+++ RECORDS SHOWN
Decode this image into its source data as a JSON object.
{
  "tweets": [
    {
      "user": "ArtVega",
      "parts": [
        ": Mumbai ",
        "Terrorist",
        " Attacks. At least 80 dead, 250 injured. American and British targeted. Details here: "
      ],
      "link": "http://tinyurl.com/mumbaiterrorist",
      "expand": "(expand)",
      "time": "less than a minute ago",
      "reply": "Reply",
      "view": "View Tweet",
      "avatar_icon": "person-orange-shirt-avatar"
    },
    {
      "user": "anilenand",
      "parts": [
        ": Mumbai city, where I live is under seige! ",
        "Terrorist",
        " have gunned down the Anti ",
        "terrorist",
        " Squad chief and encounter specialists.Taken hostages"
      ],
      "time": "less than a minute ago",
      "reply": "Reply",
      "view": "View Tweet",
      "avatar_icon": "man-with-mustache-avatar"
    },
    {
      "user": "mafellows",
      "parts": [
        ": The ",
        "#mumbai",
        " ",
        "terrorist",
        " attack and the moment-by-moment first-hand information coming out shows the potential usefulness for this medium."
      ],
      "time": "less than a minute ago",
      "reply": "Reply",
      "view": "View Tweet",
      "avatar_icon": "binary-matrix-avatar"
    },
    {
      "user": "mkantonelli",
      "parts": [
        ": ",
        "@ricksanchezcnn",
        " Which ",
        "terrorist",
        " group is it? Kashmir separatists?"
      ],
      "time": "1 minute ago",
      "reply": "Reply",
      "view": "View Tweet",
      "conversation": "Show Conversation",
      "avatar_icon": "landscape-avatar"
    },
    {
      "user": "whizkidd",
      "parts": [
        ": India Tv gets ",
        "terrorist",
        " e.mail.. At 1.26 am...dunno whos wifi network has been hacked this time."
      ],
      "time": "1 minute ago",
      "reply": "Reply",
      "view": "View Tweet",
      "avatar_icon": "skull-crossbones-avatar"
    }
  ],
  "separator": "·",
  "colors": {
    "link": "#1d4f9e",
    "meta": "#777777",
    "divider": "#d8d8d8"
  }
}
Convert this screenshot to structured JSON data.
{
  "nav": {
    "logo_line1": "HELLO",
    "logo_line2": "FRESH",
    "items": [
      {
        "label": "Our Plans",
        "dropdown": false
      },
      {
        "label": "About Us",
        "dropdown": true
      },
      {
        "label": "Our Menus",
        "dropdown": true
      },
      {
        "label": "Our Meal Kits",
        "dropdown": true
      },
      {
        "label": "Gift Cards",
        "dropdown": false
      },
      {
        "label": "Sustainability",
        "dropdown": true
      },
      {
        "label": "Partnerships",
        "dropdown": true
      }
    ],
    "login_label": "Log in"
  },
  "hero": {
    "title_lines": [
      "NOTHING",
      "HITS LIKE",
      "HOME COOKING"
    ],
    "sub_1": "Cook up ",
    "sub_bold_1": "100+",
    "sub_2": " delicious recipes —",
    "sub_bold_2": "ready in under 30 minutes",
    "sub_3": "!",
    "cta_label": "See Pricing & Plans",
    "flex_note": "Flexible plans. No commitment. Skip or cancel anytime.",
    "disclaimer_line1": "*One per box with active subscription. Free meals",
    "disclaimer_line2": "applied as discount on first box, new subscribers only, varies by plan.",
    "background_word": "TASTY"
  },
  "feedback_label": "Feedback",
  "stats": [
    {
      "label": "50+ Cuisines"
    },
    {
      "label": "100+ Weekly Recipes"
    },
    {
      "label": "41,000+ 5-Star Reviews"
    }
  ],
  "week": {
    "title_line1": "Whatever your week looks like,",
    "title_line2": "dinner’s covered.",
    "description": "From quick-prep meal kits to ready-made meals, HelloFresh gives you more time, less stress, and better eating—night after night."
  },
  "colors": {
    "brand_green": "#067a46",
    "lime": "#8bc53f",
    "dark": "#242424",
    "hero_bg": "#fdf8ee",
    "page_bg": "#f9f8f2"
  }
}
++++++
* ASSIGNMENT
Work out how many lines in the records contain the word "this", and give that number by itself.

* FINAL ANSWER
4